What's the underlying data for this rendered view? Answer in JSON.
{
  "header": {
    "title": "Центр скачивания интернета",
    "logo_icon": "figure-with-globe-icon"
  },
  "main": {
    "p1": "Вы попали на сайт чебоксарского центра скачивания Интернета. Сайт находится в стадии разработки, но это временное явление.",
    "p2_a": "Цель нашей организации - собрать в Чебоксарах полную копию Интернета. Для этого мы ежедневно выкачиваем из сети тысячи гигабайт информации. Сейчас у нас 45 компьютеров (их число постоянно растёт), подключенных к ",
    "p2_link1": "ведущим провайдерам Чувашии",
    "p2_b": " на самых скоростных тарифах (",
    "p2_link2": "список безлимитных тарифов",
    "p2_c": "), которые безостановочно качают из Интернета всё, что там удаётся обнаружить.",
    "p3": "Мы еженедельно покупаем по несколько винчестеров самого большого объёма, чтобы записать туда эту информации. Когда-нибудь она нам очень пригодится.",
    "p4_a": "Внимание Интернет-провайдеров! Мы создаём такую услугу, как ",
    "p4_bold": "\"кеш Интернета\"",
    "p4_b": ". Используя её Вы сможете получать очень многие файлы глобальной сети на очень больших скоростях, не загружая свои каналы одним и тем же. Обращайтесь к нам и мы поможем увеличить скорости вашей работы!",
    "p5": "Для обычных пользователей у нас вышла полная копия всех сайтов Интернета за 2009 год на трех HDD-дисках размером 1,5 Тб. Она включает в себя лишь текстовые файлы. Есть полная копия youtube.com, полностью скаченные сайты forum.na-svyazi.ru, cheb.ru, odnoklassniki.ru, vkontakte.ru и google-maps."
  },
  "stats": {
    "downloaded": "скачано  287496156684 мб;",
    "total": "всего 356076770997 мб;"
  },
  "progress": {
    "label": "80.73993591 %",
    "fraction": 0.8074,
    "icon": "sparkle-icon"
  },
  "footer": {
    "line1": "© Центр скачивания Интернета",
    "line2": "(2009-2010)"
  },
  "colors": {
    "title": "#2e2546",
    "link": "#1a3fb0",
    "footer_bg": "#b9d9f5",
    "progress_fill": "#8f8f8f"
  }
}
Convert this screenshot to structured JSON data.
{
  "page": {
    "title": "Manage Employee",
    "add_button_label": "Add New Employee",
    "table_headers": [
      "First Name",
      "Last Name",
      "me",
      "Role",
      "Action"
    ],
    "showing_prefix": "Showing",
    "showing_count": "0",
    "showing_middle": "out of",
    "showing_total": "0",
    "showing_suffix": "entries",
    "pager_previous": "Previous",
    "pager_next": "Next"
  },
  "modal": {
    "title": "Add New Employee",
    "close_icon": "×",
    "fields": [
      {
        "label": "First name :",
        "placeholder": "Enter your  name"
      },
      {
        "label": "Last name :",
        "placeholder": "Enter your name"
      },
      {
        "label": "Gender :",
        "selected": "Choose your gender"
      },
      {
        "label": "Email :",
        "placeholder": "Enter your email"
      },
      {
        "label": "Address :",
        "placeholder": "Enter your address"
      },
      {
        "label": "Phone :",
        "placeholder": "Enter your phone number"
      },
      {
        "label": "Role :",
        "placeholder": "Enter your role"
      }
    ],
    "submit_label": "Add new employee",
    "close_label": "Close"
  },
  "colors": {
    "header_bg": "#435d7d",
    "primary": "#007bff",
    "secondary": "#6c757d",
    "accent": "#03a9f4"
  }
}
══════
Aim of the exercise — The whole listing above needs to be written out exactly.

Completed exercise —
What's the underlying data for this rendered view? Answer in JSON.
{
  "header": {
    "title": "Центр скачивания интернета",
    "logo_icon": "figure-with-globe-icon"
  },
  "main": {
    "p1": "Вы попали на сайт чебоксарского центра скачивания Интернета. Сайт находится в стадии разработки, но это временное явление.",
    "p2_a": "Цель нашей организации - собрать в Чебоксарах полную копию Интернета. Для этого мы ежедневно выкачиваем из сети тысячи гигабайт информации. Сейчас у нас 45 компьютеров (их число постоянно растёт), подключенных к ",
    "p2_link1": "ведущим провайдерам Чувашии",
    "p2_b": " на самых скоростных тарифах (",
    "p2_link2": "список безлимитных тарифов",
    "p2_c": "), которые безостановочно качают из Интернета всё, что там удаётся обнаружить.",
    "p3": "Мы еженедельно покупаем по несколько винчестеров самого большого объёма, чтобы записать туда эту информации. Когда-нибудь она нам очень пригодится.",
    "p4_a": "Внимание Интернет-провайдеров! Мы создаём такую услугу, как ",
    "p4_bold": "\"кеш Интернета\"",
    "p4_b": ". Используя её Вы сможете получать очень многие файлы глобальной сети на очень больших скоростях, не загружая свои каналы одним и тем же. Обращайтесь к нам и мы поможем увеличить скорости вашей работы!",
    "p5": "Для обычных пользователей у нас вышла полная копия всех сайтов Интернета за 2009 год на трех HDD-дисках размером 1,5 Тб. Она включает в себя лишь текстовые файлы. Есть полная копия youtube.com, полностью скаченные сайты forum.na-svyazi.ru, cheb.ru, odnoklassniki.ru, vkontakte.ru и google-maps."
  },
  "stats": {
    "downloaded": "скачано  287496156684 мб;",
    "total": "всего 356076770997 мб;"
  },
  "progress": {
    "label": "80.73993591 %",
    "fraction": 0.8074,
    "icon": "sparkle-icon"
  },
  "footer": {
    "line1": "© Центр скачивания Интернета",
    "line2": "(2009-2010)"
  },
  "colors": {
    "title": "#2e2546",
    "link": "#1a3fb0",
    "footer_bg": "#b9d9f5",
    "progress_fill": "#8f8f8f"
  }
}
Convert this screenshot to structured JSON data.
{
  "page": {
    "title": "Manage Employee",
    "add_button_label": "Add New Employee",
    "table_headers": [
      "First Name",
      "Last Name",
      "me",
      "Role",
      "Action"
    ],
    "showing_prefix": "Showing",
    "showing_count": "0",
    "showing_middle": "out of",
    "showing_total": "0",
    "showing_suffix": "entries",
    "pager_previous": "Previous",
    "pager_next": "Next"
  },
  "modal": {
    "title": "Add New Employee",
    "close_icon": "×",
    "fields": [
      {
        "label": "First name :",
        "placeholder": "Enter your  name"
      },
      {
        "label": "Last name :",
        "placeholder": "Enter your name"
      },
      {
        "label": "Gender :",
        "selected": "Choose your gender"
      },
      {
        "label": "Email :",
        "placeholder": "Enter your email"
      },
      {
        "label": "Address :",
        "placeholder": "Enter your address"
      },
      {
        "label": "Phone :",
        "placeholder": "Enter your phone number"
      },
      {
        "label": "Role :",
        "placeholder": "Enter your role"
      }
    ],
    "submit_label": "Add new employee",
    "close_label": "Close"
  },
  "colors": {
    "header_bg": "#435d7d",
    "primary": "#007bff",
    "secondary": "#6c757d",
    "accent": "#03a9f4"
  }
}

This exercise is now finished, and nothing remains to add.